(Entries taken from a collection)
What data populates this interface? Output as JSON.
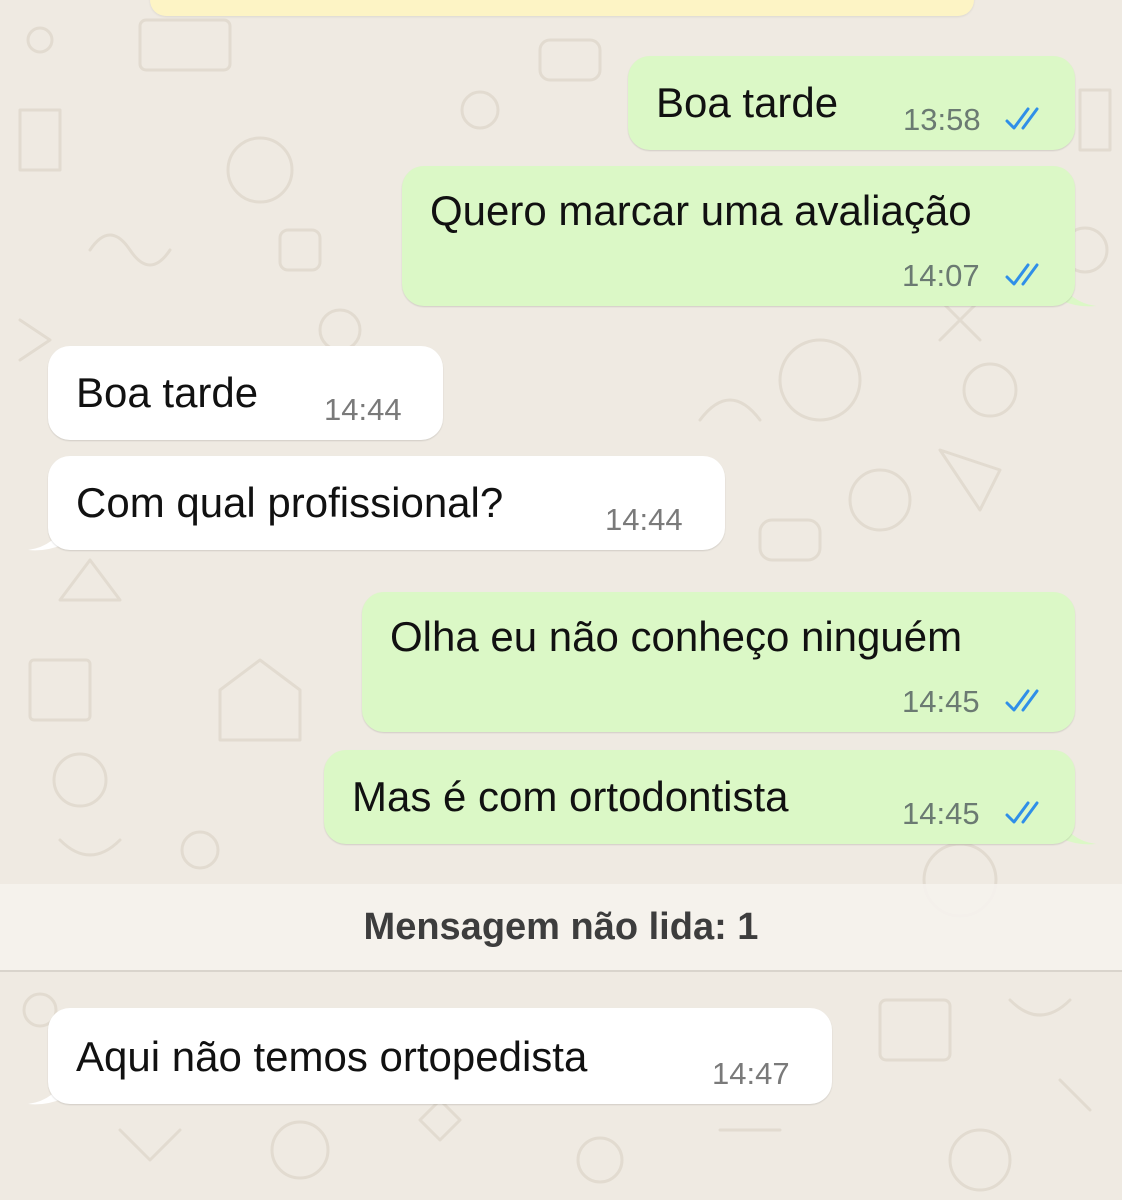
{
  "chat": {
    "messages": [
      {
        "direction": "outgoing",
        "text": "Boa tarde",
        "time": "13:58",
        "status": "read"
      },
      {
        "direction": "outgoing",
        "text": "Quero marcar uma avaliação",
        "time": "14:07",
        "status": "read"
      },
      {
        "direction": "incoming",
        "text": "Boa tarde",
        "time": "14:44"
      },
      {
        "direction": "incoming",
        "text": "Com qual profissional?",
        "time": "14:44"
      },
      {
        "direction": "outgoing",
        "text": "Olha eu não conheço ninguém",
        "time": "14:45",
        "status": "read"
      },
      {
        "direction": "outgoing",
        "text": "Mas é com ortodontista",
        "time": "14:45",
        "status": "read"
      },
      {
        "direction": "incoming",
        "text": "Aqui não temos ortopedista",
        "time": "14:47"
      }
    ],
    "unread_divider": "Mensagem não lida: 1"
  },
  "colors": {
    "wallpaper": "#efeae2",
    "outgoing_bubble": "#dbf8c6",
    "incoming_bubble": "#ffffff",
    "read_tick": "#2f8fe8",
    "banner": "#fdf4c5"
  },
  "icons": {
    "read_status": "double-check-icon"
  }
}
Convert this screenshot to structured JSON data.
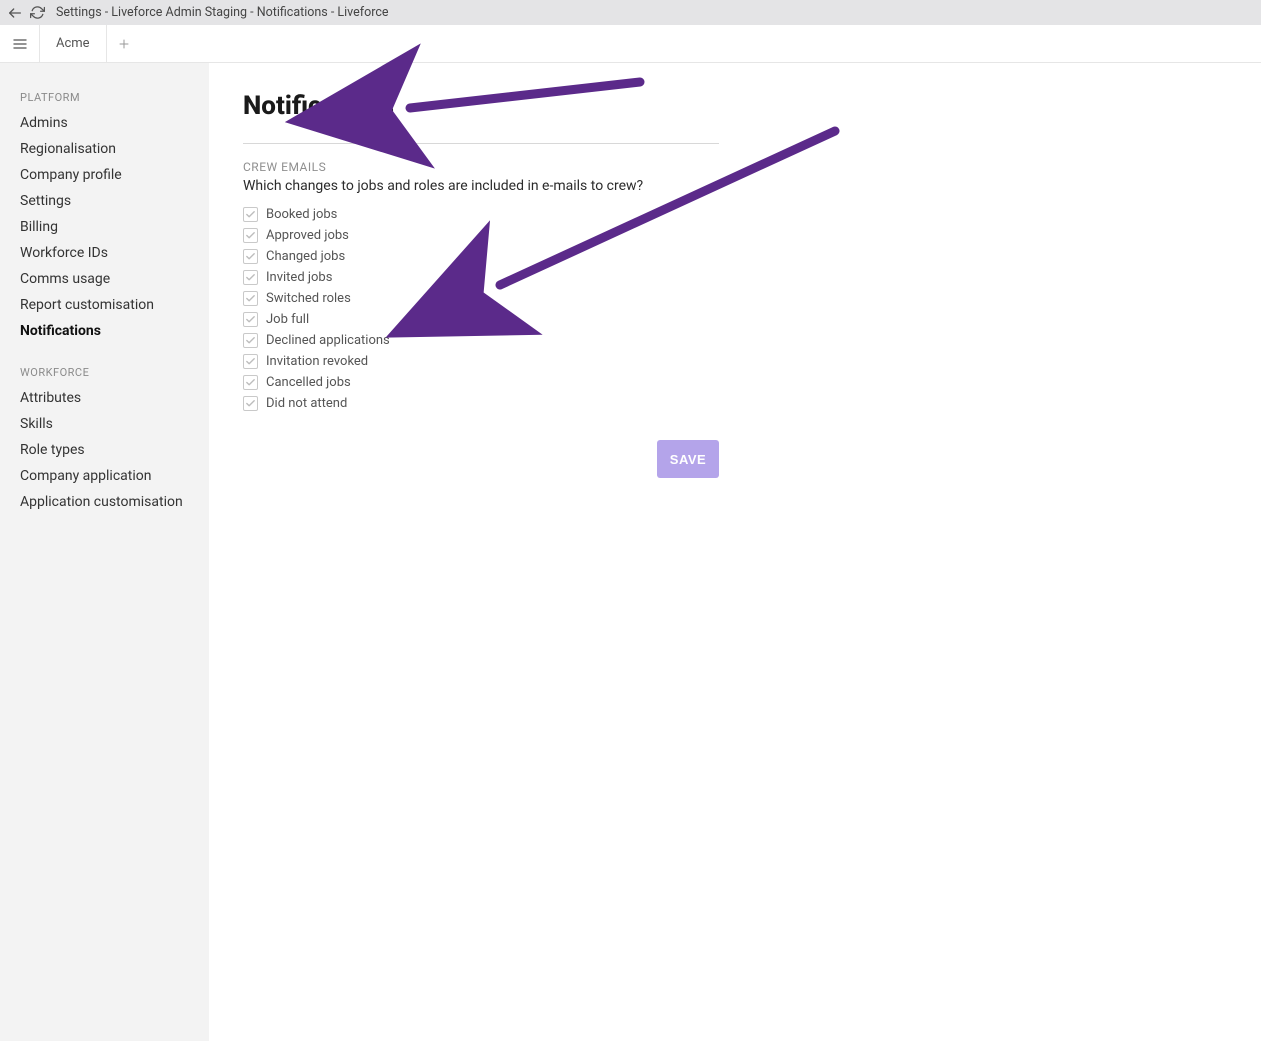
{
  "browser": {
    "title": "Settings - Liveforce Admin Staging - Notifications - Liveforce"
  },
  "tabbar": {
    "workspace_tab": "Acme"
  },
  "sidebar": {
    "groups": [
      {
        "label": "PLATFORM",
        "items": [
          {
            "label": "Admins",
            "active": false
          },
          {
            "label": "Regionalisation",
            "active": false
          },
          {
            "label": "Company profile",
            "active": false
          },
          {
            "label": "Settings",
            "active": false
          },
          {
            "label": "Billing",
            "active": false
          },
          {
            "label": "Workforce IDs",
            "active": false
          },
          {
            "label": "Comms usage",
            "active": false
          },
          {
            "label": "Report customisation",
            "active": false
          },
          {
            "label": "Notifications",
            "active": true
          }
        ]
      },
      {
        "label": "WORKFORCE",
        "items": [
          {
            "label": "Attributes",
            "active": false
          },
          {
            "label": "Skills",
            "active": false
          },
          {
            "label": "Role types",
            "active": false
          },
          {
            "label": "Company application",
            "active": false
          },
          {
            "label": "Application customisation",
            "active": false
          }
        ]
      }
    ]
  },
  "page": {
    "title": "Notifications",
    "section_label": "CREW EMAILS",
    "section_desc": "Which changes to jobs and roles are included in e-mails to crew?",
    "checkboxes": [
      {
        "label": "Booked jobs",
        "checked": true
      },
      {
        "label": "Approved jobs",
        "checked": true
      },
      {
        "label": "Changed jobs",
        "checked": true
      },
      {
        "label": "Invited jobs",
        "checked": true
      },
      {
        "label": "Switched roles",
        "checked": true
      },
      {
        "label": "Job full",
        "checked": true
      },
      {
        "label": "Declined applications",
        "checked": true
      },
      {
        "label": "Invitation revoked",
        "checked": true
      },
      {
        "label": "Cancelled jobs",
        "checked": true
      },
      {
        "label": "Did not attend",
        "checked": true
      }
    ],
    "save_label": "SAVE"
  },
  "annotations": {
    "arrow_color": "#5b2a8a"
  }
}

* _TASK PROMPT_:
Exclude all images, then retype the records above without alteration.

* _RESULT OF THIS EXERCISE_:
What data populates this interface? Output as JSON.
{
  "chat": {
    "messages": [
      {
        "direction": "outgoing",
        "text": "Boa tarde",
        "time": "13:58",
        "status": "read"
      },
      {
        "direction": "outgoing",
        "text": "Quero marcar uma avaliação",
        "time": "14:07",
        "status": "read"
      },
      {
        "direction": "incoming",
        "text": "Boa tarde",
        "time": "14:44"
      },
      {
        "direction": "incoming",
        "text": "Com qual profissional?",
        "time": "14:44"
      },
      {
        "direction": "outgoing",
        "text": "Olha eu não conheço ninguém",
        "time": "14:45",
        "status": "read"
      },
      {
        "direction": "outgoing",
        "text": "Mas é com ortodontista",
        "time": "14:45",
        "status": "read"
      },
      {
        "direction": "incoming",
        "text": "Aqui não temos ortopedista",
        "time": "14:47"
      }
    ],
    "unread_divider": "Mensagem não lida: 1"
  },
  "colors": {
    "wallpaper": "#efeae2",
    "outgoing_bubble": "#dbf8c6",
    "incoming_bubble": "#ffffff",
    "read_tick": "#2f8fe8",
    "banner": "#fdf4c5"
  },
  "icons": {
    "read_status": "double-check-icon"
  }
}
Convert this screenshot to structured JSON data.
{
  "browser": {
    "title": "Settings - Liveforce Admin Staging - Notifications - Liveforce"
  },
  "tabbar": {
    "workspace_tab": "Acme"
  },
  "sidebar": {
    "groups": [
      {
        "label": "PLATFORM",
        "items": [
          {
            "label": "Admins",
            "active": false
          },
          {
            "label": "Regionalisation",
            "active": false
          },
          {
            "label": "Company profile",
            "active": false
          },
          {
            "label": "Settings",
            "active": false
          },
          {
            "label": "Billing",
            "active": false
          },
          {
            "label": "Workforce IDs",
            "active": false
          },
          {
            "label": "Comms usage",
            "active": false
          },
          {
            "label": "Report customisation",
            "active": false
          },
          {
            "label": "Notifications",
            "active": true
          }
        ]
      },
      {
        "label": "WORKFORCE",
        "items": [
          {
            "label": "Attributes",
            "active": false
          },
          {
            "label": "Skills",
            "active": false
          },
          {
            "label": "Role types",
            "active": false
          },
          {
            "label": "Company application",
            "active": false
          },
          {
            "label": "Application customisation",
            "active": false
          }
        ]
      }
    ]
  },
  "page": {
    "title": "Notifications",
    "section_label": "CREW EMAILS",
    "section_desc": "Which changes to jobs and roles are included in e-mails to crew?",
    "checkboxes": [
      {
        "label": "Booked jobs",
        "checked": true
      },
      {
        "label": "Approved jobs",
        "checked": true
      },
      {
        "label": "Changed jobs",
        "checked": true
      },
      {
        "label": "Invited jobs",
        "checked": true
      },
      {
        "label": "Switched roles",
        "checked": true
      },
      {
        "label": "Job full",
        "checked": true
      },
      {
        "label": "Declined applications",
        "checked": true
      },
      {
        "label": "Invitation revoked",
        "checked": true
      },
      {
        "label": "Cancelled jobs",
        "checked": true
      },
      {
        "label": "Did not attend",
        "checked": true
      }
    ],
    "save_label": "SAVE"
  },
  "annotations": {
    "arrow_color": "#5b2a8a"
  }
}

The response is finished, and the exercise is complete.